In 1916, President Woodrow Wilson issued a proclamation that officially established June 14 as Flag Day; in August 1949, National Flag Day was established by an Act of Congress. Flag Day is not an official federal holiday. Title 36 of the United States Code, Subtitle I, Part A, CHAPTER 1, § 110 is the official statute on Flag Day; however, it is at the President's discretion to officially proclaim the observance.
Kindergarten social studies, History strand, 4. I would use this activity to help students recognize the American flag and also the color words for the colors that are associated with it. I would read the book F is for Flag by Wendy Cheyette Lewison for this activity.
red - the blood that unites all people of African ancestry, and the blood that is shed for liberation black - black people whose existence as a nation, though not a nation-state, is affirmed by the existence of the flag green - the abundant natural wealth of Africa .
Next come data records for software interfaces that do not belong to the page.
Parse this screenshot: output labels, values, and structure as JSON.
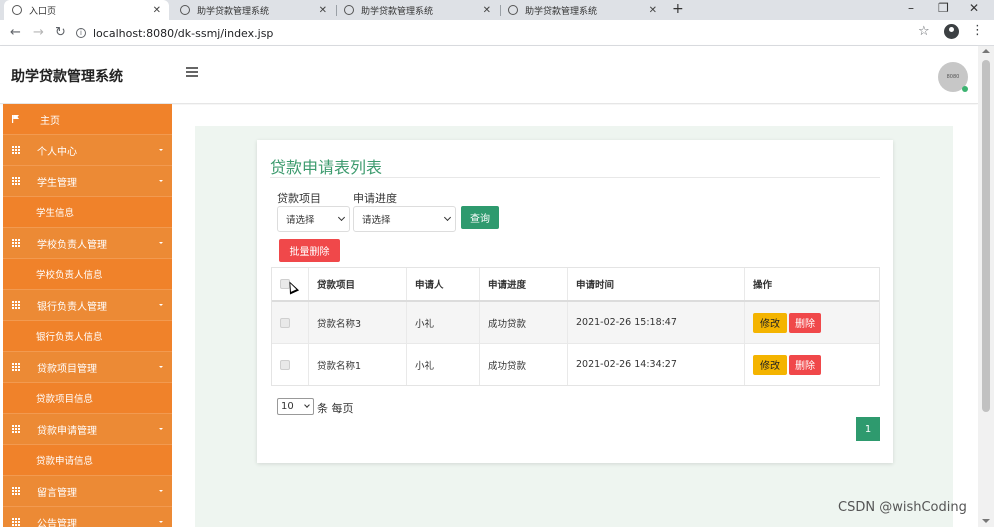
{
  "browser": {
    "tabs": [
      {
        "title": "入口页",
        "active": true
      },
      {
        "title": "助学贷款管理系统",
        "active": false
      },
      {
        "title": "助学贷款管理系统",
        "active": false
      },
      {
        "title": "助学贷款管理系统",
        "active": false
      }
    ],
    "url": "localhost:8080/dk-ssmj/index.jsp",
    "new_tab": "+",
    "controls": {
      "minimize": "–",
      "restore": "❐",
      "close": "✕"
    }
  },
  "header": {
    "brand": "助学贷款管理系统",
    "avatar_text": "8080"
  },
  "sidebar": {
    "items": [
      {
        "label": "主页",
        "type": "home"
      },
      {
        "label": "个人中心",
        "type": "group"
      },
      {
        "label": "学生管理",
        "type": "group"
      },
      {
        "label": "学生信息",
        "type": "sub"
      },
      {
        "label": "学校负责人管理",
        "type": "group"
      },
      {
        "label": "学校负责人信息",
        "type": "sub"
      },
      {
        "label": "银行负责人管理",
        "type": "group"
      },
      {
        "label": "银行负责人信息",
        "type": "sub"
      },
      {
        "label": "贷款项目管理",
        "type": "group"
      },
      {
        "label": "贷款项目信息",
        "type": "sub"
      },
      {
        "label": "贷款申请管理",
        "type": "group"
      },
      {
        "label": "贷款申请信息",
        "type": "sub"
      },
      {
        "label": "留言管理",
        "type": "group"
      },
      {
        "label": "公告管理",
        "type": "group"
      }
    ]
  },
  "main": {
    "title": "贷款申请表列表",
    "filters": {
      "project_label": "贷款项目",
      "project_value": "请选择",
      "progress_label": "申请进度",
      "progress_value": "请选择",
      "query_button": "查询"
    },
    "batch_delete_button": "批量删除",
    "table": {
      "headers": [
        "",
        "贷款项目",
        "申请人",
        "申请进度",
        "申请时间",
        "操作"
      ],
      "rows": [
        {
          "project": "贷款名称3",
          "applicant": "小礼",
          "progress": "成功贷款",
          "time": "2021-02-26 15:18:47"
        },
        {
          "project": "贷款名称1",
          "applicant": "小礼",
          "progress": "成功贷款",
          "time": "2021-02-26 14:34:27"
        }
      ],
      "edit_label": "修改",
      "delete_label": "删除"
    },
    "pagination": {
      "page_size": "10",
      "page_size_suffix": "条 每页",
      "current_page": "1"
    }
  },
  "watermark": "CSDN @wishCoding"
}
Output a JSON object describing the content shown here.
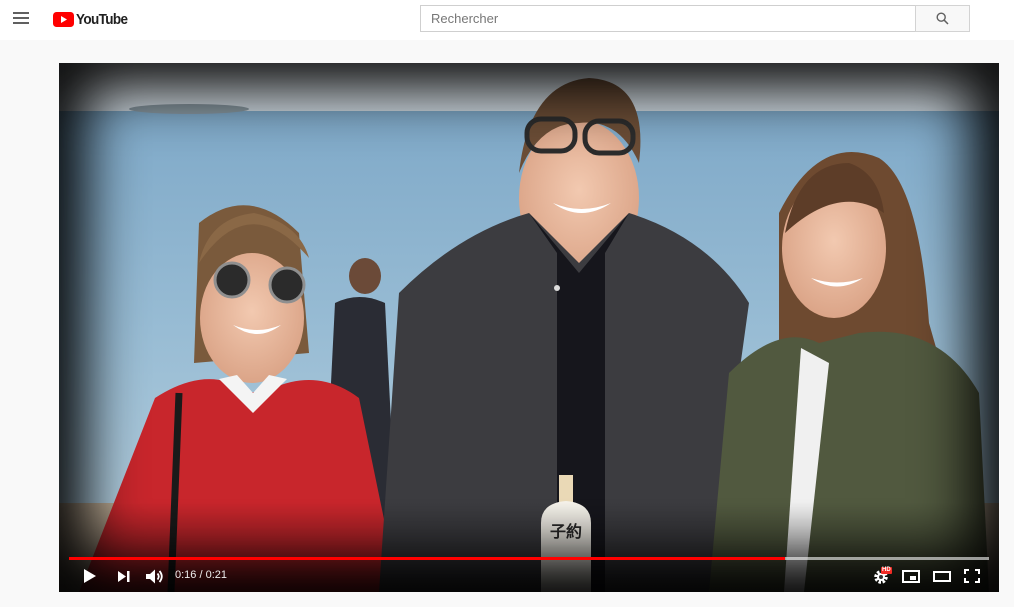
{
  "masthead": {
    "menu_icon": "hamburger-menu-icon",
    "logo_text": "YouTube",
    "logo_color": "#ff0000"
  },
  "search": {
    "placeholder": "Rechercher",
    "value": "",
    "button_icon": "search-icon"
  },
  "player": {
    "current_time": "0:16",
    "duration": "0:21",
    "time_display": "0:16 / 0:21",
    "played_fraction": 0.778,
    "loaded_fraction": 1.0,
    "progress_color": "#ff0000",
    "hd_badge": "HD",
    "controls": {
      "play_icon": "play-icon",
      "next_icon": "skip-next-icon",
      "volume_icon": "volume-icon",
      "settings_icon": "gear-icon",
      "miniplayer_icon": "miniplayer-icon",
      "theater_icon": "theater-mode-icon",
      "fullscreen_icon": "fullscreen-icon"
    },
    "video_overlay_text": "子約"
  }
}
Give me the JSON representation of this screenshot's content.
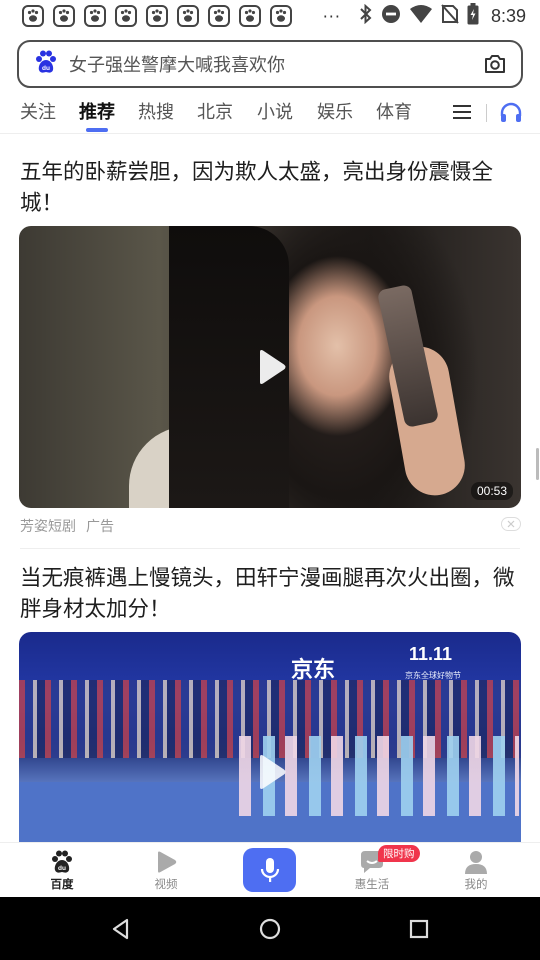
{
  "status_bar": {
    "notification_icons": [
      "baidu-paw-icon",
      "baidu-paw-icon",
      "baidu-paw-icon",
      "baidu-paw-icon",
      "baidu-paw-icon",
      "baidu-paw-icon",
      "baidu-paw-icon",
      "baidu-paw-icon",
      "baidu-paw-icon"
    ],
    "more": "···",
    "time": "8:39"
  },
  "search": {
    "placeholder": "女子强坐警摩大喊我喜欢你"
  },
  "tabs": [
    {
      "label": "关注",
      "active": false
    },
    {
      "label": "推荐",
      "active": true
    },
    {
      "label": "热搜",
      "active": false
    },
    {
      "label": "北京",
      "active": false
    },
    {
      "label": "小说",
      "active": false
    },
    {
      "label": "娱乐",
      "active": false
    },
    {
      "label": "体育",
      "active": false
    }
  ],
  "feed": {
    "items": [
      {
        "title": "五年的卧薪尝胆，因为欺人太盛，亮出身份震慑全城！",
        "duration": "00:53",
        "source": "芳姿短剧",
        "tag": "广告"
      },
      {
        "title": "当无痕裤遇上慢镜头，田轩宁漫画腿再次火出圈，微胖身材太加分！",
        "logo_text": "京东",
        "promo_text": "11.11",
        "promo_sub": "京东全球好物节"
      }
    ]
  },
  "bottom_nav": {
    "items": [
      {
        "label": "百度",
        "active": true
      },
      {
        "label": "视频",
        "active": false
      },
      {
        "label": "惠生活",
        "active": false,
        "badge": "限时购"
      },
      {
        "label": "我的",
        "active": false
      }
    ]
  },
  "colors": {
    "accent": "#4e6ef2",
    "badge": "#f0354c"
  }
}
"I pledge allegiance to the flag of the United States of America and to the republic for which it stands, one nation under God, indivisible, with liberty and justice for all ...except me" Artist: We couldn't locate the name of the artist, but the picture is featured on the back cover of the book, "In an Era of Wars and Revolutions: American Socialist Cartoons of the Mid-Twentieth Century"
* FREE #READERS THEATER: "The Betsy Ross Story" presents the story of the first flag of the United States of American. With jovial characters, this trustworthy script is based on historical documents. For more free scripts see www.ReadersTheaterAllYear.com
The current flag of the Pawnee Nation of Oklahoma, dating from 1977, reflects a long association with the United States (The Flag of the Pawnee Indians - Pawnee Nation, Pawnee Nation of Oklahoma, unsigned letter, n.d.). It is blue and bears a small stylized representation of a U.S. flag in the upper part of the flag.